WORK TO COMPLETE:
If a line in the data below includes the string "description", please return a copy of it.

Data about app and page elements
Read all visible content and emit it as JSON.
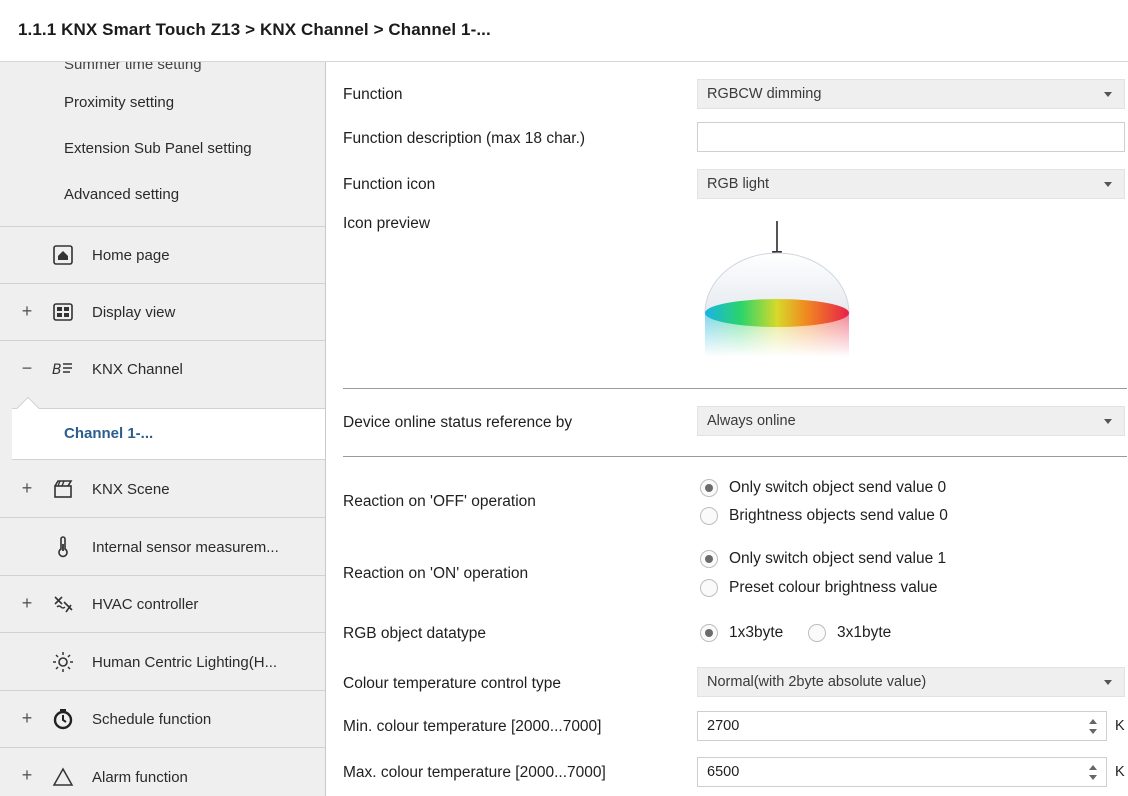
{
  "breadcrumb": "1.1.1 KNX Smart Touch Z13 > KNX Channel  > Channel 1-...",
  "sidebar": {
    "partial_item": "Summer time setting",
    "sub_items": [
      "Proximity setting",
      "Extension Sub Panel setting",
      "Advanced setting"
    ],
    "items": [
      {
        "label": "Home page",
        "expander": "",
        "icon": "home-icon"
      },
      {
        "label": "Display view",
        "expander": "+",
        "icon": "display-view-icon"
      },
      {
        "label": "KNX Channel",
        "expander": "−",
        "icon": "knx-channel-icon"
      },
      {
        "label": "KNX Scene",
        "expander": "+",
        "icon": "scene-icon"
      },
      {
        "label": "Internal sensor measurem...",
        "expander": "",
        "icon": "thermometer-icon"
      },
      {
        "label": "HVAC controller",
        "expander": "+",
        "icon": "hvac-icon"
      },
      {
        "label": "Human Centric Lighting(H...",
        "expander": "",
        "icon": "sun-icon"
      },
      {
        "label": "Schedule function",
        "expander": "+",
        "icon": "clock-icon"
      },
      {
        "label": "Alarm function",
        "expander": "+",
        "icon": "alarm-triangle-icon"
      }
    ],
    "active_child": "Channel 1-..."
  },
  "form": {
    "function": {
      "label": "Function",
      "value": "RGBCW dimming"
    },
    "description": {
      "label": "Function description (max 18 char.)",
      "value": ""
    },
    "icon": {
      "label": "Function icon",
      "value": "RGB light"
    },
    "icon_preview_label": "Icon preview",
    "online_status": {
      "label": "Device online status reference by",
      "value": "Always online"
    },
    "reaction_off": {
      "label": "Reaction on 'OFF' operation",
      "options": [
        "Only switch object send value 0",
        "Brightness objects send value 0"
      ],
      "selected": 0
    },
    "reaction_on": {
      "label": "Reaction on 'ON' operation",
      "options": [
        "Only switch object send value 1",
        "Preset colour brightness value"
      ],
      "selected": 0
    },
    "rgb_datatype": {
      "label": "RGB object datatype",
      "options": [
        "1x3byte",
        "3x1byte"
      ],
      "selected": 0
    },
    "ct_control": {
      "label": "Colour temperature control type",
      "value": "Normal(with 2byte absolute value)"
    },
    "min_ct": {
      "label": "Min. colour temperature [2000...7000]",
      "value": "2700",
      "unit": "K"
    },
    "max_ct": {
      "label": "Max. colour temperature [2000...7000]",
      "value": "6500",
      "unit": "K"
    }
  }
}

FINISHED EXERCISE:
    "description": {
      "label": "Function description (max 18 char.)",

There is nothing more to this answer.